PROVIDED ENTRIES:
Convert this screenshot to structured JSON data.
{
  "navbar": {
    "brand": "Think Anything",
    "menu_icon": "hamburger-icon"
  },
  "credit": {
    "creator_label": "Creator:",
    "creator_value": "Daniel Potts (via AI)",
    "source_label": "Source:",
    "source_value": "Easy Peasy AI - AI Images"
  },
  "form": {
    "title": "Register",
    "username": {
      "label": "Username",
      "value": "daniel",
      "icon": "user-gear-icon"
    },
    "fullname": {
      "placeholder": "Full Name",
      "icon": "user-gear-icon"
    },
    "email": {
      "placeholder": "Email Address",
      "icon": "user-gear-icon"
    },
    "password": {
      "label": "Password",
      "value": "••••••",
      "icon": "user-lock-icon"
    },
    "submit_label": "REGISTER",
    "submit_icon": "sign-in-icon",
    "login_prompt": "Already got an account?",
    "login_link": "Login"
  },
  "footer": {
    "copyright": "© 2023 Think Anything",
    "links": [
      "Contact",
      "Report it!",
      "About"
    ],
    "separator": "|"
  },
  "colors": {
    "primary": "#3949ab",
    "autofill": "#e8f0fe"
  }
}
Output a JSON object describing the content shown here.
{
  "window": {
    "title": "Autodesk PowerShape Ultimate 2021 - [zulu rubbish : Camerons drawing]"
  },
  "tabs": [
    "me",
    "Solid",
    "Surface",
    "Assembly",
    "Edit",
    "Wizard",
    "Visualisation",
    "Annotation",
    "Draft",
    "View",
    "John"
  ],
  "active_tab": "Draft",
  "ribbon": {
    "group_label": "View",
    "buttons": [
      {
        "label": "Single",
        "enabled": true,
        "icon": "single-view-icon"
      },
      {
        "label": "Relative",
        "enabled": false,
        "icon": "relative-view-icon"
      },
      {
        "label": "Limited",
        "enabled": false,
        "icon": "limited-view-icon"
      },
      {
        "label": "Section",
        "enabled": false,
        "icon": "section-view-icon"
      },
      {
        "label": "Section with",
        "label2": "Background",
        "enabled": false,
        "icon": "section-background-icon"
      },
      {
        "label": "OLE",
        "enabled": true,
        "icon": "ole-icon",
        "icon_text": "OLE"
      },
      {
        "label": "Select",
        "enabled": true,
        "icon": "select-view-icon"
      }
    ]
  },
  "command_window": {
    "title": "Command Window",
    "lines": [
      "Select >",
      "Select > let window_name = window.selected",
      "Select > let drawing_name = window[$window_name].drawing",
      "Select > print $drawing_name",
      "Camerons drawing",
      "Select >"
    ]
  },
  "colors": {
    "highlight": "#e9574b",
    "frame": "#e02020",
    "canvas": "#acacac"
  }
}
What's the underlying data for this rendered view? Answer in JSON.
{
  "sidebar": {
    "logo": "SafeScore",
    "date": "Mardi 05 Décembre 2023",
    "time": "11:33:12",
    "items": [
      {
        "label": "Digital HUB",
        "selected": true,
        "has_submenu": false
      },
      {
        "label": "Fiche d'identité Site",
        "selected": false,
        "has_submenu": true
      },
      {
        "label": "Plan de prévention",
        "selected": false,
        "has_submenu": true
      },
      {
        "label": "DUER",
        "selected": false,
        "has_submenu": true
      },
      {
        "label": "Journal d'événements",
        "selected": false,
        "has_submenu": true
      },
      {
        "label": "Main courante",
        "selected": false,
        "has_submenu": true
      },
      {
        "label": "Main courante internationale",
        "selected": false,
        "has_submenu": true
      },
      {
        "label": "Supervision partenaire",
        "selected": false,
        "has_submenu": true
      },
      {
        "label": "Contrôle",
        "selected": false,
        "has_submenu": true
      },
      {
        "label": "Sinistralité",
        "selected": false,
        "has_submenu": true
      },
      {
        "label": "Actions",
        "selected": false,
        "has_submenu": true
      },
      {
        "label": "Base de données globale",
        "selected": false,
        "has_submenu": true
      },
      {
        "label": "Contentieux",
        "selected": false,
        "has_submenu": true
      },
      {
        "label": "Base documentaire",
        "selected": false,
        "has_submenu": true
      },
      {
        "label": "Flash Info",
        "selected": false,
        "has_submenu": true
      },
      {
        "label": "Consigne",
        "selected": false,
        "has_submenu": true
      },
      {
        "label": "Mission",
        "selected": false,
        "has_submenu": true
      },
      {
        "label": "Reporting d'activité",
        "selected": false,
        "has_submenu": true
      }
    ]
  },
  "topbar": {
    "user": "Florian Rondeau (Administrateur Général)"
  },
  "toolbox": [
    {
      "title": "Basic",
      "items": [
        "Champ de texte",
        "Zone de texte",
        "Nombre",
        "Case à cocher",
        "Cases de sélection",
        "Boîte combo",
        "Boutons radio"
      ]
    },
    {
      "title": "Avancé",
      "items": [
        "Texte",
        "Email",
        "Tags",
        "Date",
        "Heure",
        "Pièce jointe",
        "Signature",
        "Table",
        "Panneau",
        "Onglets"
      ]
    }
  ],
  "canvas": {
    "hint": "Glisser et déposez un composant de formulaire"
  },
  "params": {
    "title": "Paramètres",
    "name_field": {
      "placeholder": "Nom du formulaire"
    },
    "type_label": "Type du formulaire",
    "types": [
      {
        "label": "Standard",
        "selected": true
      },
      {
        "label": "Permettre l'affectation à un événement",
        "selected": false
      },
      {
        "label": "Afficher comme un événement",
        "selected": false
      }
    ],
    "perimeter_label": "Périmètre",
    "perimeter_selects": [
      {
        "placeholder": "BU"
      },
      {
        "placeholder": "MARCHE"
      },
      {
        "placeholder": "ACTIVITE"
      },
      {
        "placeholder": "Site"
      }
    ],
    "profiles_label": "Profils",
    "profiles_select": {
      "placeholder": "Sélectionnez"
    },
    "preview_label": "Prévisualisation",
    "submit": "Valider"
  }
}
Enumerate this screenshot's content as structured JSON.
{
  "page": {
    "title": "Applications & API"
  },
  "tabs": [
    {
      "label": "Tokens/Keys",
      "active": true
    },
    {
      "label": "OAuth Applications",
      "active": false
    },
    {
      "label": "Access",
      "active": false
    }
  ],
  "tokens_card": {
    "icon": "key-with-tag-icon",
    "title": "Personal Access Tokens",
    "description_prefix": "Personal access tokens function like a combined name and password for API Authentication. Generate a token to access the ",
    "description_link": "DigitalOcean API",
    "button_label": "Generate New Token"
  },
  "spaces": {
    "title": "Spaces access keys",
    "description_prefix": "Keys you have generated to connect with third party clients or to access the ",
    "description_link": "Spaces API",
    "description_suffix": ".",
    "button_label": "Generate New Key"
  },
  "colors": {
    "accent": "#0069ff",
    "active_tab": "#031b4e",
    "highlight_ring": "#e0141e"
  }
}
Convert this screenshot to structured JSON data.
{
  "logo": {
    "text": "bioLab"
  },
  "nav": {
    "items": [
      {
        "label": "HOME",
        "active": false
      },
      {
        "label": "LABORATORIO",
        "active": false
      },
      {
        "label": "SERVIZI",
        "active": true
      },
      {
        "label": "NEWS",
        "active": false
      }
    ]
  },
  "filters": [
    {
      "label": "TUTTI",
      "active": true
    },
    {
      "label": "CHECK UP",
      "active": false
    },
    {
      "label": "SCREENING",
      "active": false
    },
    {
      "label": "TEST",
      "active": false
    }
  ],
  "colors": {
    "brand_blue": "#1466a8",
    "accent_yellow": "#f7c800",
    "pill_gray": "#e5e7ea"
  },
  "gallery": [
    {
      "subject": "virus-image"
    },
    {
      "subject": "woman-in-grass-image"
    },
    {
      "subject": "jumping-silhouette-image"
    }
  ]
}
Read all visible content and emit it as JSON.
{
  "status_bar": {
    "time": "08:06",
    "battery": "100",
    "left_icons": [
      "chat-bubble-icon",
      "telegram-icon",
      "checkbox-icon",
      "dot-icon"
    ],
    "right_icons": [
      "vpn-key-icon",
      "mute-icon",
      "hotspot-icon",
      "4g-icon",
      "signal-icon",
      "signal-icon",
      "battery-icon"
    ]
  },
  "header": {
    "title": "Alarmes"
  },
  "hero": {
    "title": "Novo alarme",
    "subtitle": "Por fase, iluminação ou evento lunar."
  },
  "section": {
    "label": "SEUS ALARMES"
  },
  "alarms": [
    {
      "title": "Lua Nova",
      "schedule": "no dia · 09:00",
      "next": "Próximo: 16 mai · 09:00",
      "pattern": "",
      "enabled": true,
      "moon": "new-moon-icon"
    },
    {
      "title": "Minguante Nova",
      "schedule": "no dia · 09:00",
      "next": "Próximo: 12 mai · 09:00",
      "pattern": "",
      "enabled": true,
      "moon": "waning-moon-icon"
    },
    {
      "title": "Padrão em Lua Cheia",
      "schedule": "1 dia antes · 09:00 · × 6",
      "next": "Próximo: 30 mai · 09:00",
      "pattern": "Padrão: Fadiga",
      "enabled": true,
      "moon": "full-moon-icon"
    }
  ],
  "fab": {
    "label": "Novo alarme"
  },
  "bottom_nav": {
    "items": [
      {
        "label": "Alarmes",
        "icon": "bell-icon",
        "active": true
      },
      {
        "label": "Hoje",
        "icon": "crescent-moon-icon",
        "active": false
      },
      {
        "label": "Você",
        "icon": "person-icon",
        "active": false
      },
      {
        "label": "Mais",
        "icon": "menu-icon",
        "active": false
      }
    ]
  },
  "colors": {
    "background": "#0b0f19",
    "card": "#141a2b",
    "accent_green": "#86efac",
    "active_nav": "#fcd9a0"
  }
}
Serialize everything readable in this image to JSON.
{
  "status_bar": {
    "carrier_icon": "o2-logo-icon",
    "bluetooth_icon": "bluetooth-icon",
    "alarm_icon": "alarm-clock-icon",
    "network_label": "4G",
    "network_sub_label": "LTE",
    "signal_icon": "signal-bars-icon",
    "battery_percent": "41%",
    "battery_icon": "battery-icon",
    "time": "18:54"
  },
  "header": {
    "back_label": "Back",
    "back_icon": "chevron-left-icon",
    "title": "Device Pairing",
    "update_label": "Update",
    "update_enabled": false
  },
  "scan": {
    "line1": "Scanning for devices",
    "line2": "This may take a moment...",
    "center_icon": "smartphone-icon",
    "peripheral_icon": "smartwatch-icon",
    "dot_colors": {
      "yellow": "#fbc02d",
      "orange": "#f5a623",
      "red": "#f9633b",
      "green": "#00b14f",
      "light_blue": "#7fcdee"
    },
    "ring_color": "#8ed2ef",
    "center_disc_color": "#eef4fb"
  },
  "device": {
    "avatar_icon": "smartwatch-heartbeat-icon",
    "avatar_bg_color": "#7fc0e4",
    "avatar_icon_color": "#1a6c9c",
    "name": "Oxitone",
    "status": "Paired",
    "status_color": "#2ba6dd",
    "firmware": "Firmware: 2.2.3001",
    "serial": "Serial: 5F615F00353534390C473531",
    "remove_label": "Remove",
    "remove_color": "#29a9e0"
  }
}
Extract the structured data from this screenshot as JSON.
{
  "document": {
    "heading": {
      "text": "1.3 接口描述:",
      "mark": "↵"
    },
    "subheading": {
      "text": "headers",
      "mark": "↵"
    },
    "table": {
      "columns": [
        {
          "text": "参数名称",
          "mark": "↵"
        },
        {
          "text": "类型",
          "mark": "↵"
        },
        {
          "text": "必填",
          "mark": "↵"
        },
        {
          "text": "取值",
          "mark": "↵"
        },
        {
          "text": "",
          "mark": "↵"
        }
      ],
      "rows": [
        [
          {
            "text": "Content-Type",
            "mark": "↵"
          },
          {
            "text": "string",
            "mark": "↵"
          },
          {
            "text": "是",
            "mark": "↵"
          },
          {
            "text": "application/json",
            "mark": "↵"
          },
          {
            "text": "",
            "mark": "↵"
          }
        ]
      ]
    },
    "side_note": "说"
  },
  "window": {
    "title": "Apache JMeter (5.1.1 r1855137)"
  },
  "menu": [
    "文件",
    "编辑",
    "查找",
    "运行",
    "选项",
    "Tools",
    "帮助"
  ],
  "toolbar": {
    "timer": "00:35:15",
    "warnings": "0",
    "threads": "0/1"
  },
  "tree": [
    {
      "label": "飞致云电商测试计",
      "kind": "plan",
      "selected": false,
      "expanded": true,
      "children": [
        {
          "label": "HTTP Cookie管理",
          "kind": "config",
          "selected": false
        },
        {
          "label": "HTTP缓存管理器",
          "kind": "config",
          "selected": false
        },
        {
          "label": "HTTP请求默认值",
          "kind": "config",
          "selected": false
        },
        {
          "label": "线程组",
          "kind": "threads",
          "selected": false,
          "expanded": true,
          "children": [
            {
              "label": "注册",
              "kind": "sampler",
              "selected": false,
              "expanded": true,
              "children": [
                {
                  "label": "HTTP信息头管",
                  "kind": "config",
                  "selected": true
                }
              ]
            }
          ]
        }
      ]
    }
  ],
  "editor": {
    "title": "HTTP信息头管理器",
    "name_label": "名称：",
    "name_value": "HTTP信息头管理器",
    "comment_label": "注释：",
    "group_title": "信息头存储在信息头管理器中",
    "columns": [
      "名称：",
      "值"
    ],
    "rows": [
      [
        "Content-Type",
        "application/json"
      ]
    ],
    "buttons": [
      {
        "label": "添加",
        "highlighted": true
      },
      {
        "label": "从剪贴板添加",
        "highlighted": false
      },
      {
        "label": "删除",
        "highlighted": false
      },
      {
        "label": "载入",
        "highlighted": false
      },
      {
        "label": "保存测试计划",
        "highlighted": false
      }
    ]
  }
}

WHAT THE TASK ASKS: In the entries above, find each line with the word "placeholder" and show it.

RESPONSE AREA:
      "placeholder": "Full Name",
      "placeholder": "Email Address",
      "placeholder": "Nom du formulaire"
        "placeholder": "BU"
        "placeholder": "MARCHE"
        "placeholder": "ACTIVITE"
        "placeholder": "Site"
      "placeholder": "Sélectionnez"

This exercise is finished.